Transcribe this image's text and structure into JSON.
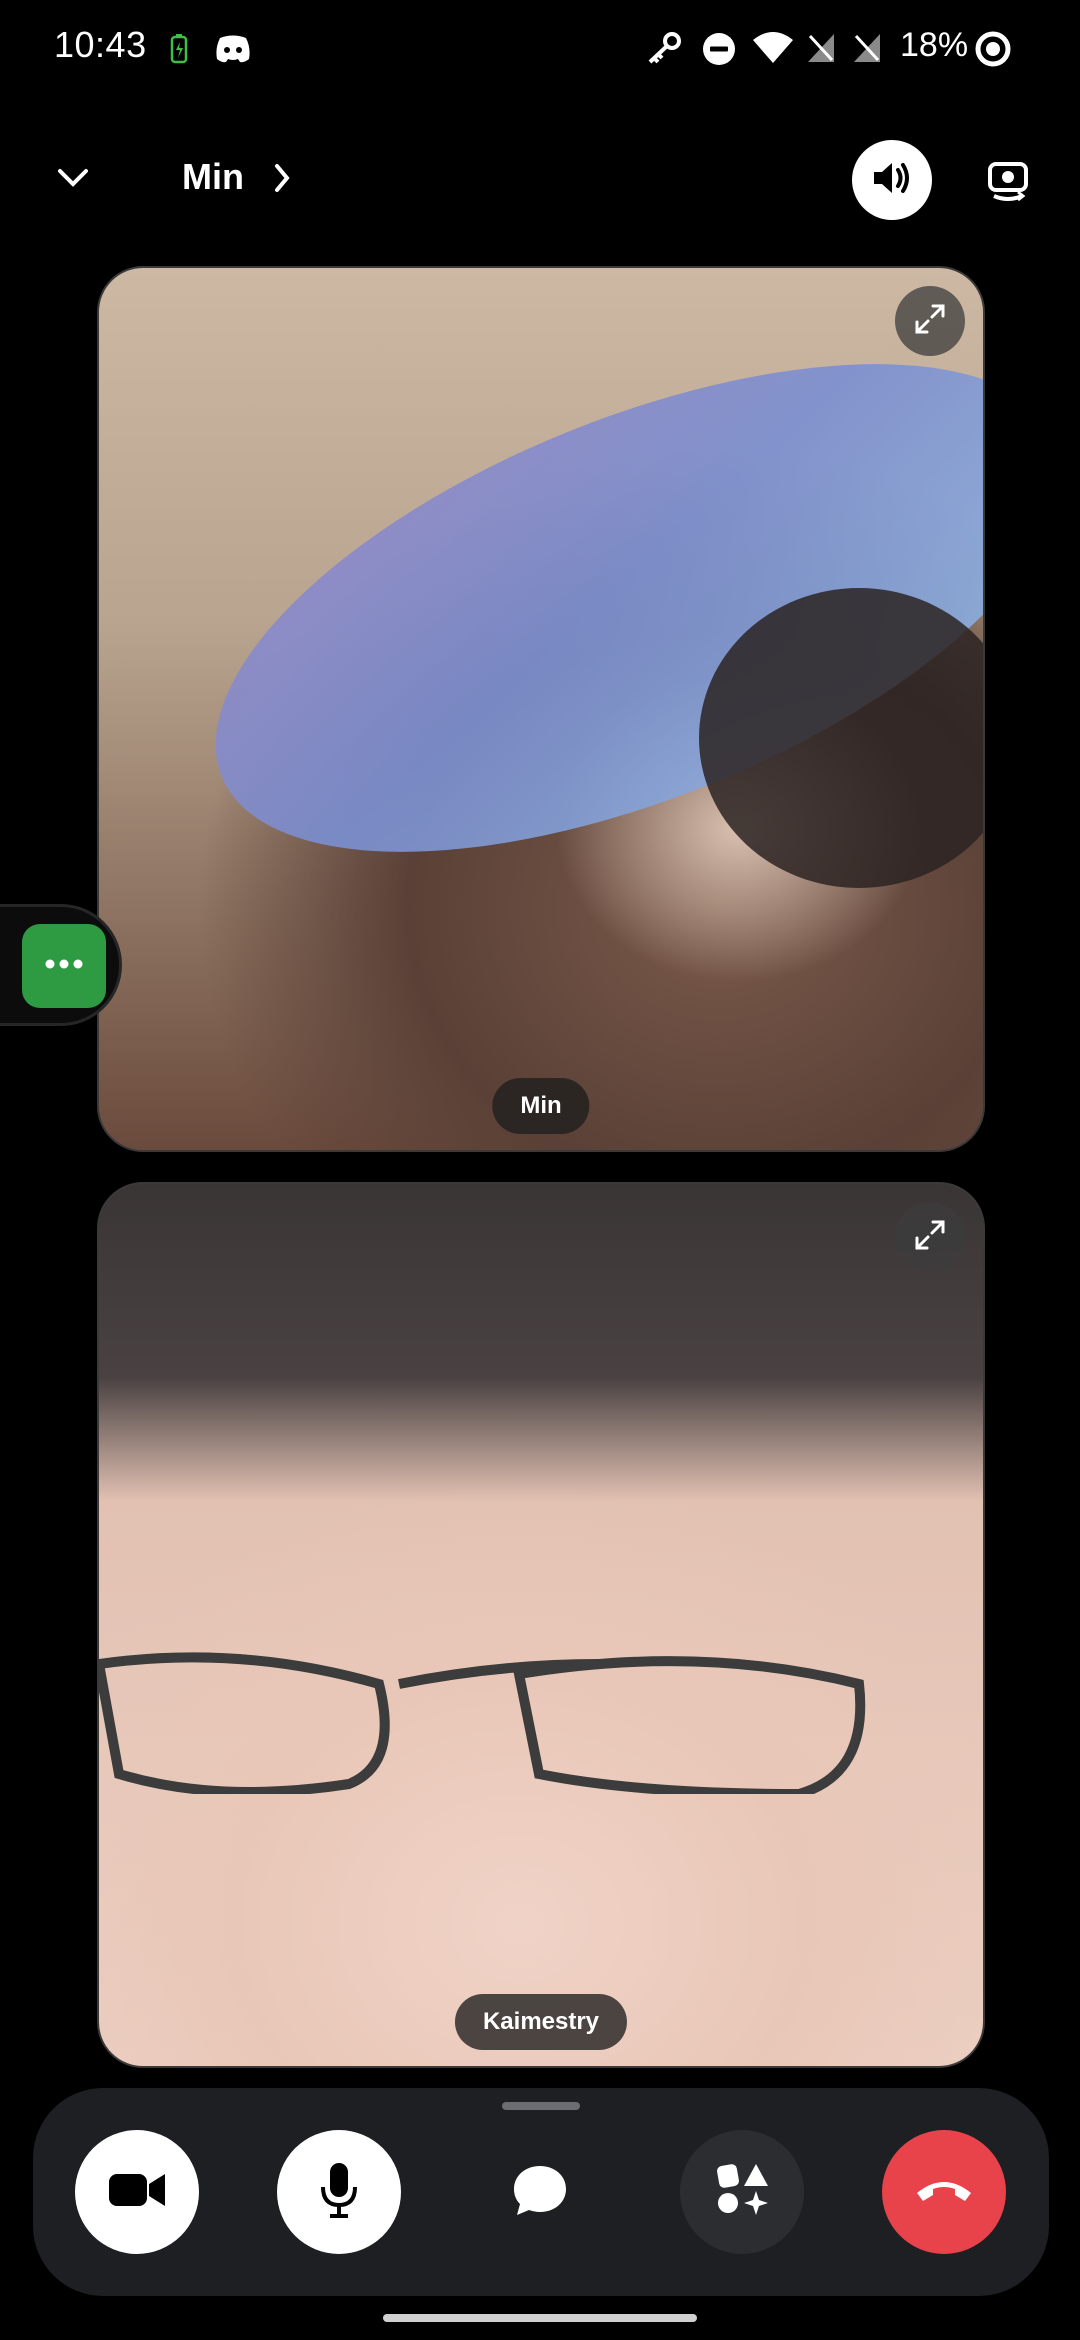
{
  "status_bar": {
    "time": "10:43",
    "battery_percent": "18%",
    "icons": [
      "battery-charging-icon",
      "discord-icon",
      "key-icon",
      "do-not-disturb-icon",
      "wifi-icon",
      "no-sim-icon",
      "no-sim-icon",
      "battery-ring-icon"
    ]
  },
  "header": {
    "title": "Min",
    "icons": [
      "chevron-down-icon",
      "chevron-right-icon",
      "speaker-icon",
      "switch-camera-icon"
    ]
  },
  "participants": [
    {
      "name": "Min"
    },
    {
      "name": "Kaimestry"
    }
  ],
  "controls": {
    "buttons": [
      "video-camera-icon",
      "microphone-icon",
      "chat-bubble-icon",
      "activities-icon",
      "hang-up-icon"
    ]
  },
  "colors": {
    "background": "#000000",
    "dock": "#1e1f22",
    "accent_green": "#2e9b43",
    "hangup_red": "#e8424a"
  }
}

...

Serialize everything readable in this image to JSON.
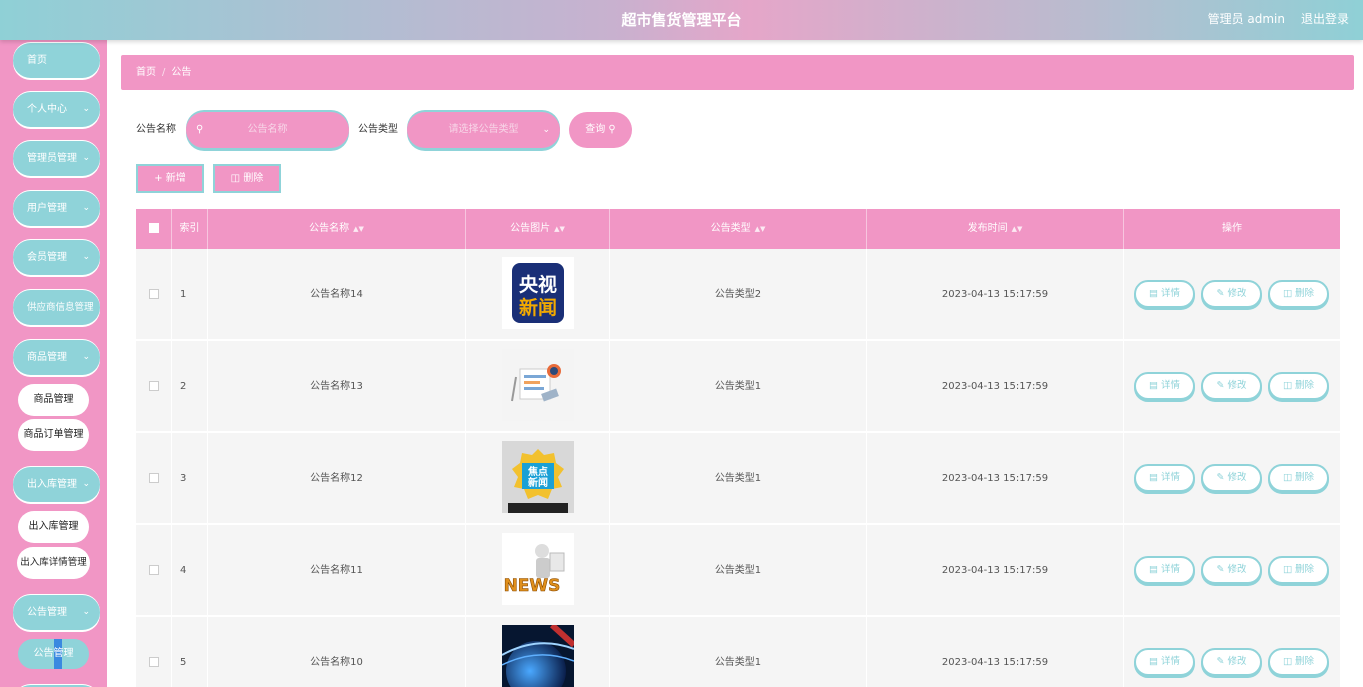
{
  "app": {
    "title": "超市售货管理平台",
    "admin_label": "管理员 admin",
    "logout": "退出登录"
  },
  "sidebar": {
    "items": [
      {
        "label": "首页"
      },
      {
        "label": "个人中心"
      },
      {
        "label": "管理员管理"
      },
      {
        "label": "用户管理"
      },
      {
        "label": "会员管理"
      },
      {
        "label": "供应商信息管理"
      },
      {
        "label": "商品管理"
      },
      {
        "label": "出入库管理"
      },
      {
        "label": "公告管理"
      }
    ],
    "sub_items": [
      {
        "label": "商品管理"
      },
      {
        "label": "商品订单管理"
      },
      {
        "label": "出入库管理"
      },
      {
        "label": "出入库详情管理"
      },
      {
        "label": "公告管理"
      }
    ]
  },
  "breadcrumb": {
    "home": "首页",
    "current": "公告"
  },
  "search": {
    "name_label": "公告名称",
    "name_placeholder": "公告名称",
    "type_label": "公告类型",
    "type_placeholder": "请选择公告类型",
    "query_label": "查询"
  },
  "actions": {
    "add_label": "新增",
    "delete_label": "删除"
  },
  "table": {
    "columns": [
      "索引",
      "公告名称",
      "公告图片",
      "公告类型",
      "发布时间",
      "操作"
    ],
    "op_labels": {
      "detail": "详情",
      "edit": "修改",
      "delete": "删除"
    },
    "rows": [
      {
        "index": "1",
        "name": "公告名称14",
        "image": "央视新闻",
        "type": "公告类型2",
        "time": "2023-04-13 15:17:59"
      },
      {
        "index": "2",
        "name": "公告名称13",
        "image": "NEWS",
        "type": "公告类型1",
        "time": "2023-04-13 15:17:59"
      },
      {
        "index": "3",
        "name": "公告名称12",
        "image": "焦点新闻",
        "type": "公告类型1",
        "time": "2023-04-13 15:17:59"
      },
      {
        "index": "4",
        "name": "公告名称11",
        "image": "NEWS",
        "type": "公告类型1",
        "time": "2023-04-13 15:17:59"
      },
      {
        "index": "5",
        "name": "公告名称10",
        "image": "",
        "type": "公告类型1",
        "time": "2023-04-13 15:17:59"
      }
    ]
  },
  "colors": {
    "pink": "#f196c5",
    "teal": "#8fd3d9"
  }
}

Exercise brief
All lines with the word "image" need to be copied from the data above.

Final answer
Transcribe this image's text and structure into JSON.
Serialize everything readable in this image to JSON.
        "image": "央视新闻",
        "image": "NEWS",
        "image": "焦点新闻",
        "image": "NEWS",
        "image": "",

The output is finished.